Problem to solve
Show, in full, each line of the data that contains "Forwarding".

···

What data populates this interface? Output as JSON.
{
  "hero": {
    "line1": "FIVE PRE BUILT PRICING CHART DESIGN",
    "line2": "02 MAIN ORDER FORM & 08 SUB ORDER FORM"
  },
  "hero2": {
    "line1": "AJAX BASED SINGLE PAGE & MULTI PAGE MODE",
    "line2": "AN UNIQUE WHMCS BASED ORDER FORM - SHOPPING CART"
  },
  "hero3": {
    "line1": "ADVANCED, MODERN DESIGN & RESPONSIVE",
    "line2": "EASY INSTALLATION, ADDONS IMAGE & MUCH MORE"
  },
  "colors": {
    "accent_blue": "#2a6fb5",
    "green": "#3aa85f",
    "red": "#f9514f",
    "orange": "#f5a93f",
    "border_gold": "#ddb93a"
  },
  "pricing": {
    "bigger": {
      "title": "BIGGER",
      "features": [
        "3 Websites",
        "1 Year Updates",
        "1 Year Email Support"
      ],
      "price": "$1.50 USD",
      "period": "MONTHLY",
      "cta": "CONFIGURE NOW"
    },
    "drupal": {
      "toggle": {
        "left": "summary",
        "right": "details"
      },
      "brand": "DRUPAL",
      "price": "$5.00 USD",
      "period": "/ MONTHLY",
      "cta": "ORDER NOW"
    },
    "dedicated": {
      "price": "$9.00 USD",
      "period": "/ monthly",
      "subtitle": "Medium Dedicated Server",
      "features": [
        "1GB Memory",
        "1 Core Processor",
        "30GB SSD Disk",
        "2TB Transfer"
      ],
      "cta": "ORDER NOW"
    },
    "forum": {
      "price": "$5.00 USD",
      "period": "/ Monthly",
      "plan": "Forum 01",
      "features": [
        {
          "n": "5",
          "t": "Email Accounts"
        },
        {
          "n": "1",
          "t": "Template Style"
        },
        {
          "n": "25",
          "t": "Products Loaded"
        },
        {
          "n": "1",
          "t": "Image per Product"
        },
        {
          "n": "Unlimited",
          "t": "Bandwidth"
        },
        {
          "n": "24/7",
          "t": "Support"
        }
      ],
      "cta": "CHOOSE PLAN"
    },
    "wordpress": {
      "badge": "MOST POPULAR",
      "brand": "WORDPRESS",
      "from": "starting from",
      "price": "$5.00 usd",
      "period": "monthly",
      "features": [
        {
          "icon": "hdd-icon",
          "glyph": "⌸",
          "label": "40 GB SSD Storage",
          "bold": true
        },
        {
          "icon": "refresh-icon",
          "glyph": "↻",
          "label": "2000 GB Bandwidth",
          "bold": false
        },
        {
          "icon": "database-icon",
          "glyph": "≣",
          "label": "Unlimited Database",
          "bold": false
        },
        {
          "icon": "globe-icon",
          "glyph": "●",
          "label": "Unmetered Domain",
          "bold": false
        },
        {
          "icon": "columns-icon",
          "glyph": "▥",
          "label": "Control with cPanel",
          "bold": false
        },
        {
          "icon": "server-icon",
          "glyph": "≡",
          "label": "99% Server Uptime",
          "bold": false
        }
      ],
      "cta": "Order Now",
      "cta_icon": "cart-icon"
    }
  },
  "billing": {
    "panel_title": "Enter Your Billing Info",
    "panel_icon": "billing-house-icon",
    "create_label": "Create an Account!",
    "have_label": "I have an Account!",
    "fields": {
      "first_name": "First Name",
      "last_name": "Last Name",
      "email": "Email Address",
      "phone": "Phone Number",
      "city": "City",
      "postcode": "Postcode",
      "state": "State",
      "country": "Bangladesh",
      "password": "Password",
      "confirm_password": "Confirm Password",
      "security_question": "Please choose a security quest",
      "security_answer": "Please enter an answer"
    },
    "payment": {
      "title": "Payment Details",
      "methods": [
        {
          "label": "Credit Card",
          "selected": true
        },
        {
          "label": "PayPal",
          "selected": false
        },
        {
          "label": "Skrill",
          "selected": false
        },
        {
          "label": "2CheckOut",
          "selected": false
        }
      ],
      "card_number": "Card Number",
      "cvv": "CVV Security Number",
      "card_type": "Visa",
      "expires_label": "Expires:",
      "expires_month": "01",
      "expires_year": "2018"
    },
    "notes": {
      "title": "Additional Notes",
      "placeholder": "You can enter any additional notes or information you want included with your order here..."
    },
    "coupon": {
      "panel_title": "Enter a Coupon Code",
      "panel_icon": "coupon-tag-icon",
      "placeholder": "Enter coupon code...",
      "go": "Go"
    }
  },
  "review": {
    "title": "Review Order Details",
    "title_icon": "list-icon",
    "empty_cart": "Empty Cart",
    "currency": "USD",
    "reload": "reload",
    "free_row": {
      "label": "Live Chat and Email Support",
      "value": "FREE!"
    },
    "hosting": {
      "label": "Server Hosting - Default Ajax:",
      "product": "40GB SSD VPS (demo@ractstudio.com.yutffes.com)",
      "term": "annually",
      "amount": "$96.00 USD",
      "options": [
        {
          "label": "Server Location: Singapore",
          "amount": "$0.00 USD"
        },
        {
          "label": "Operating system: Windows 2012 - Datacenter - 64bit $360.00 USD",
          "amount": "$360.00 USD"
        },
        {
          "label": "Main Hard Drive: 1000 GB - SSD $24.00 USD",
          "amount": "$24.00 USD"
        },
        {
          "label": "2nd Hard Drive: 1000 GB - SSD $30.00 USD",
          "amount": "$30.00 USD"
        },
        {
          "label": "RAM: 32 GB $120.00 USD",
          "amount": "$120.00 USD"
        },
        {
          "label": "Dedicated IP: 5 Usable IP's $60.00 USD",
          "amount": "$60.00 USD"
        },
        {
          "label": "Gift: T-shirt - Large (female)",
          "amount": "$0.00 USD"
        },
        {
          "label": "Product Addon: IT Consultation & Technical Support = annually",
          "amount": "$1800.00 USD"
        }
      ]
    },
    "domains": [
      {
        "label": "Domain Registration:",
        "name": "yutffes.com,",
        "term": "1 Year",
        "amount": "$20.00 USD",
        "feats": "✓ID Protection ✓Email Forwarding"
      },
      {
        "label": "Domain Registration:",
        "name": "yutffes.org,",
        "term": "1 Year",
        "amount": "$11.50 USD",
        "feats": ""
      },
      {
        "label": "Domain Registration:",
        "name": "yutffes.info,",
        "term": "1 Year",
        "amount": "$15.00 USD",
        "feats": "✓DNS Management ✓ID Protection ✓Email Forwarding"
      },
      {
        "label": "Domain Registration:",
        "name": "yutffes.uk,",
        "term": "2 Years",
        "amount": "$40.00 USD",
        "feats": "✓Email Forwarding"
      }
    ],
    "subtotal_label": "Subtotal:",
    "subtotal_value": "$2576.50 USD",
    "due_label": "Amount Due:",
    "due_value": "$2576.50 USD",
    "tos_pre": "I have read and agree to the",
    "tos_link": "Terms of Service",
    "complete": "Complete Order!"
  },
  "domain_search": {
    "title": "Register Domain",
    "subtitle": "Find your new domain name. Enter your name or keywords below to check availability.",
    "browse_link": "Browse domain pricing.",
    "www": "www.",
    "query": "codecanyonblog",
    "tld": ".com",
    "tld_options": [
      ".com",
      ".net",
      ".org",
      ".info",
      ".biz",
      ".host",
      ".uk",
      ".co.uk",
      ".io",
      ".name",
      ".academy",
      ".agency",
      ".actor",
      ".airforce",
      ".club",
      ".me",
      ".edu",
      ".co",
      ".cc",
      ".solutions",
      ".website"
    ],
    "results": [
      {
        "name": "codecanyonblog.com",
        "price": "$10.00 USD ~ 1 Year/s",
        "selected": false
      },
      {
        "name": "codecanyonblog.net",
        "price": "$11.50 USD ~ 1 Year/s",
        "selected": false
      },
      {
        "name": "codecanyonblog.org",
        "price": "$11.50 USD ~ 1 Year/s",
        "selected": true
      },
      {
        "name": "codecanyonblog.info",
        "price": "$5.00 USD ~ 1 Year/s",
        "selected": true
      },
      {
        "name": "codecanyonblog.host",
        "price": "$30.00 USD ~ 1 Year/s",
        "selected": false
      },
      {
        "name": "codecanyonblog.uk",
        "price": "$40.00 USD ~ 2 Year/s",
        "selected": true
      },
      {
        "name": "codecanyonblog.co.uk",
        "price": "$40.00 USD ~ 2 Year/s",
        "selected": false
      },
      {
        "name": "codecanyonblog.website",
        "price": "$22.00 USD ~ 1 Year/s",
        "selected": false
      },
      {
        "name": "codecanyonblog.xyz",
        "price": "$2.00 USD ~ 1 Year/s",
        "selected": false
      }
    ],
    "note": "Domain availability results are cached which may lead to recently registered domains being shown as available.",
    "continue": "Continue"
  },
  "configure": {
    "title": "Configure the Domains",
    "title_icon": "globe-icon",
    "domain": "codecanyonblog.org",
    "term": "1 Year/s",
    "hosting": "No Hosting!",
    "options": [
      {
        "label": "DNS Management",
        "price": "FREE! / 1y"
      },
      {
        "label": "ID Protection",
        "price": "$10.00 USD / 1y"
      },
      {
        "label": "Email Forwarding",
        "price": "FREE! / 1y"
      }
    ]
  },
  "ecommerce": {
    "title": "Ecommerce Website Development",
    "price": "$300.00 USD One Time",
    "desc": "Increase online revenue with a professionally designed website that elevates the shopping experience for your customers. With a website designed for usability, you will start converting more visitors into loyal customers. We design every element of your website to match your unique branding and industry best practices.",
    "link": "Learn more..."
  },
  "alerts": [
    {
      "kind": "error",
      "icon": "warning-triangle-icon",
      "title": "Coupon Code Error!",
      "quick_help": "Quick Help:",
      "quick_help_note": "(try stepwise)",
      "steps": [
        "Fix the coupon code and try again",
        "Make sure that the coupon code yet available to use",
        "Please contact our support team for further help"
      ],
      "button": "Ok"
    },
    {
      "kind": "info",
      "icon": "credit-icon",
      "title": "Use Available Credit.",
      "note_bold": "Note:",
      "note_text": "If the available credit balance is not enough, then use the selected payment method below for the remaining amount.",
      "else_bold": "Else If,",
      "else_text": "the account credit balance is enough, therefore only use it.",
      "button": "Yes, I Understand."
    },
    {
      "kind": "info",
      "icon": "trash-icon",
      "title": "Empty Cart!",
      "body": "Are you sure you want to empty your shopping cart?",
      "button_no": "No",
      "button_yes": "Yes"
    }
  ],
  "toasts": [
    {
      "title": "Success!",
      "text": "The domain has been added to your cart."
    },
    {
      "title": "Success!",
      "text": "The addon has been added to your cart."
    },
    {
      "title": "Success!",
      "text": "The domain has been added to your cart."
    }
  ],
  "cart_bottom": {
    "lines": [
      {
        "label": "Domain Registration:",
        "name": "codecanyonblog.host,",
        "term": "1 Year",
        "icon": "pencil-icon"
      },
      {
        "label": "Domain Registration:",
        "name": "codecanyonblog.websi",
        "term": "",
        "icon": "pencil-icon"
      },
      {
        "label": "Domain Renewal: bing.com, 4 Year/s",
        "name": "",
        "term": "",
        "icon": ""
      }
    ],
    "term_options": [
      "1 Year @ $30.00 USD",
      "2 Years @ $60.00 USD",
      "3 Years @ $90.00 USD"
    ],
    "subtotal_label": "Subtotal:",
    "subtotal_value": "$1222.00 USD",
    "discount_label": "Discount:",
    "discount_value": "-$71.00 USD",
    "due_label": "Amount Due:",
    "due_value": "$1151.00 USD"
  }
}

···

Result of the task
        "feats": "✓ID Protection ✓Email Forwarding"
        "feats": "✓DNS Management ✓ID Protection ✓Email Forwarding"
        "feats": "✓Email Forwarding"
        "label": "Email Forwarding",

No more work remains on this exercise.